* TASK GOAL *
Whenever the word "JSON" appears in a line of the data below, copy that line.

* EXERCISE MATERIALS *
----

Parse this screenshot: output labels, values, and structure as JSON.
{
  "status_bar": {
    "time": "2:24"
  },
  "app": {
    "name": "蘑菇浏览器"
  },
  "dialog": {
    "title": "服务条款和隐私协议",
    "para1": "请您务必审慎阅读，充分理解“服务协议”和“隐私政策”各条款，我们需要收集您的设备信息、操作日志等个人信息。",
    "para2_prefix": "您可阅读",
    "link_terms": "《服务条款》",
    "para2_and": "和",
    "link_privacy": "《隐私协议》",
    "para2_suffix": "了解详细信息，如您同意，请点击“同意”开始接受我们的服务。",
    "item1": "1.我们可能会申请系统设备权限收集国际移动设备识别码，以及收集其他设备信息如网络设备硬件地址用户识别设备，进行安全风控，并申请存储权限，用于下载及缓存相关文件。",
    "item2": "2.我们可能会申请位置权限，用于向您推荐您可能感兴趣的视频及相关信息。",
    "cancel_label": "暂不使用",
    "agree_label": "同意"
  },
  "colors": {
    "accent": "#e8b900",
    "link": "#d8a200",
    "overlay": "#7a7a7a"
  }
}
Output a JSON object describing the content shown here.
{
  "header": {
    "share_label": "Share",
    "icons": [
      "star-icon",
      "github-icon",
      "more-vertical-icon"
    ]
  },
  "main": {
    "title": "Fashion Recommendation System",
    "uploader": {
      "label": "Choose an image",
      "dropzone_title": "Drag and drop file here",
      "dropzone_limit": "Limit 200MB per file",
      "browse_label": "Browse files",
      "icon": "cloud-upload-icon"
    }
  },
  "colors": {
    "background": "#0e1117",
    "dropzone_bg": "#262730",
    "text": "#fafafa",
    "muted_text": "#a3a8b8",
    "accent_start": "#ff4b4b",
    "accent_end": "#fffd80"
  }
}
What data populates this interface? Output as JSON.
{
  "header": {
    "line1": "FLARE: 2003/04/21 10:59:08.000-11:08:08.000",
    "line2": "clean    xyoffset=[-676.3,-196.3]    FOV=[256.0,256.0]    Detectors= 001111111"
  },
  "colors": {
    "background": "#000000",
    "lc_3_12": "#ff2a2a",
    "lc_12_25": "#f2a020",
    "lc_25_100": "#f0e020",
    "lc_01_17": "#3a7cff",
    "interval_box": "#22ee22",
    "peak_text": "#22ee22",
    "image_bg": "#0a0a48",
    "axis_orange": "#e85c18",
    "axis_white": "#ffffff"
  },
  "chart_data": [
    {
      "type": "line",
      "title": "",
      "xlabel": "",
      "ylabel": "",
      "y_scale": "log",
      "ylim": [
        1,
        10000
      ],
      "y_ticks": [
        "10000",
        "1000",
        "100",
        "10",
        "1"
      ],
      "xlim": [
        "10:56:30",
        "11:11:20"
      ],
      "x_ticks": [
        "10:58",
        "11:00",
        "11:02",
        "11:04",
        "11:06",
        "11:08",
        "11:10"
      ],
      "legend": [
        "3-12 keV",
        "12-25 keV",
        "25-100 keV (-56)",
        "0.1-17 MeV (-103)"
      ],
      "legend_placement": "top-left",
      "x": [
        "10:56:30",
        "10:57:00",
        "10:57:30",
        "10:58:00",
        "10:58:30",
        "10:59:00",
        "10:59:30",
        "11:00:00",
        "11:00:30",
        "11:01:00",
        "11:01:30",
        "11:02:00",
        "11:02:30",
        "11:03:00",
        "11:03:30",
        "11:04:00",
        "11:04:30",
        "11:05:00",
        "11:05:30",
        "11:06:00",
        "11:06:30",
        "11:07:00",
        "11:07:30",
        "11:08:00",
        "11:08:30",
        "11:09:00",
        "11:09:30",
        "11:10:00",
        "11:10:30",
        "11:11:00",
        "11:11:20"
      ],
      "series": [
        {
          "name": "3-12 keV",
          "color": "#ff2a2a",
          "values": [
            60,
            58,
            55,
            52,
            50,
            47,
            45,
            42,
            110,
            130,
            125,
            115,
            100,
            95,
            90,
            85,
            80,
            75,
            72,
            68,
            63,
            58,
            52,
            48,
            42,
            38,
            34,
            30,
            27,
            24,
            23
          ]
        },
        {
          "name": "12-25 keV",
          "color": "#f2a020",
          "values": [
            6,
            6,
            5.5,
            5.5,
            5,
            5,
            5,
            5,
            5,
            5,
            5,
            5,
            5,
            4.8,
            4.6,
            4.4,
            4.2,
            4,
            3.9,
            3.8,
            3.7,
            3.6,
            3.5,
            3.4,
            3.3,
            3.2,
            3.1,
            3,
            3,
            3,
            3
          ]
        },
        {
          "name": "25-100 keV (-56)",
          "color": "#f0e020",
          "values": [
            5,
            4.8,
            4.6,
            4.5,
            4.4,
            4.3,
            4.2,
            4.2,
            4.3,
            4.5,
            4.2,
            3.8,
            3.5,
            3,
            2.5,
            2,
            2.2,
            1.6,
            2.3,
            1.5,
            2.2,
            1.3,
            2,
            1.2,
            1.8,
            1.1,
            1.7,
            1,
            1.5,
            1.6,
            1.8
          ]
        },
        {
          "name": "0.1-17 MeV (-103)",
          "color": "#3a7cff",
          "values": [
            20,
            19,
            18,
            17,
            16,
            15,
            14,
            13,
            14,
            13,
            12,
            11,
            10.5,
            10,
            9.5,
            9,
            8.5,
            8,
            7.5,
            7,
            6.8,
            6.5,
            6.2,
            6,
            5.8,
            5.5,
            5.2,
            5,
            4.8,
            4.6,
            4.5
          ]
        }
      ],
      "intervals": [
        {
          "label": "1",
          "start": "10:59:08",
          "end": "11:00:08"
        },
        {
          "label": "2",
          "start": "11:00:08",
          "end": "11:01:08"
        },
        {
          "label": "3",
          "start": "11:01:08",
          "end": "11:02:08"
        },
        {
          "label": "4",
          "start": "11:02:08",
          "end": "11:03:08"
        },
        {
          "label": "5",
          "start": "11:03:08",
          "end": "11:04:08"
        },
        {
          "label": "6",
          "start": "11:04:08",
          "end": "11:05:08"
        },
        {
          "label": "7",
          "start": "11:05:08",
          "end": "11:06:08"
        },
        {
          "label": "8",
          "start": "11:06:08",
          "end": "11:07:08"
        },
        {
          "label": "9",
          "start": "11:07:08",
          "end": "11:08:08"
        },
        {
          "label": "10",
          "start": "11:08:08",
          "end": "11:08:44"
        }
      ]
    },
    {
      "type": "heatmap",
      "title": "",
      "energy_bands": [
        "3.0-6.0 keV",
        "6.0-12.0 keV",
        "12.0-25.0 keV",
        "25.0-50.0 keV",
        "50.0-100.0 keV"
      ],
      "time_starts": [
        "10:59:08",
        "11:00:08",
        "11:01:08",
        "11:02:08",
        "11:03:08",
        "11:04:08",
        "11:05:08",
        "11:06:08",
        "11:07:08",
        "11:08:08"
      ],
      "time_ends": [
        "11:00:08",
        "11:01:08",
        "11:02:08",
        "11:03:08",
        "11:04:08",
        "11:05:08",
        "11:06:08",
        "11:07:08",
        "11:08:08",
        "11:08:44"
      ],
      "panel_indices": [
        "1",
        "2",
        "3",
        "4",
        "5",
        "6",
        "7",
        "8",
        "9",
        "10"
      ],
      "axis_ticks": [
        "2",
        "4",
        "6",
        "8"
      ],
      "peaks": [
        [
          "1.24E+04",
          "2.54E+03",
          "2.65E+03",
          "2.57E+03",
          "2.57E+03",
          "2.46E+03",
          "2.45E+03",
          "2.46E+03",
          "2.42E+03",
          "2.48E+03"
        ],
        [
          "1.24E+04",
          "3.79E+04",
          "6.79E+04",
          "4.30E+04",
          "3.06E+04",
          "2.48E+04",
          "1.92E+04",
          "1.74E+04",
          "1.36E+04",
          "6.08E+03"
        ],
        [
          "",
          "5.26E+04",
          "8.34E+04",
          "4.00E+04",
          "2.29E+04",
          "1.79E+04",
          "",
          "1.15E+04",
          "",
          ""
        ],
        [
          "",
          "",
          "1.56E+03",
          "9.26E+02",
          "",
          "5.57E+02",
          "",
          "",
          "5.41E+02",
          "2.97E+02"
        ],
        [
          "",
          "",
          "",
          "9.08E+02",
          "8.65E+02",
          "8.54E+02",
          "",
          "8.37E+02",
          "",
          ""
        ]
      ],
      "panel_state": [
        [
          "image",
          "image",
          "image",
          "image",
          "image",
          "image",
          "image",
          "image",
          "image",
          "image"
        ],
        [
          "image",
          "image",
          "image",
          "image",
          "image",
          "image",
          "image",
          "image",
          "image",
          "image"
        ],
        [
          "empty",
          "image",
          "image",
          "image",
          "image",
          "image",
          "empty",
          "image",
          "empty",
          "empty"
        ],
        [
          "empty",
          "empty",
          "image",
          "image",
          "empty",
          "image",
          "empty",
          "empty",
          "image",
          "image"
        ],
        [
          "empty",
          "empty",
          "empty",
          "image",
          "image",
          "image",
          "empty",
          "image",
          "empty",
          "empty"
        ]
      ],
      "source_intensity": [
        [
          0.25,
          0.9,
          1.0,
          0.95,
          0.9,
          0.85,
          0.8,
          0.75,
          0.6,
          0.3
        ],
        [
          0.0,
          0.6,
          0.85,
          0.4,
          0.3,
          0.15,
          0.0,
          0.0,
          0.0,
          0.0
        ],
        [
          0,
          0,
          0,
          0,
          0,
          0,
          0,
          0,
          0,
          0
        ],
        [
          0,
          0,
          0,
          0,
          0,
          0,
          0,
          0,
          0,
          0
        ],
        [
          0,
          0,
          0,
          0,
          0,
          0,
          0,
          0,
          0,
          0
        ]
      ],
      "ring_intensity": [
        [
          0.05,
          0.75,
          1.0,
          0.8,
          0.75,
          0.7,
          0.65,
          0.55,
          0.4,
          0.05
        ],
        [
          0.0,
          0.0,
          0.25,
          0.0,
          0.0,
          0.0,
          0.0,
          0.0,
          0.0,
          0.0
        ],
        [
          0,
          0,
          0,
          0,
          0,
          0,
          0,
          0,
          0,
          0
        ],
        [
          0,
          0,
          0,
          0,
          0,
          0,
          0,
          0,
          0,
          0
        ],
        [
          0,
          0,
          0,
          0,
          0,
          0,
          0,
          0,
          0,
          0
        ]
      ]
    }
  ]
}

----

* RESPONSE BOX *
Parse this screenshot: output labels, values, and structure as JSON.
Output a JSON object describing the content shown here.
What data populates this interface? Output as JSON.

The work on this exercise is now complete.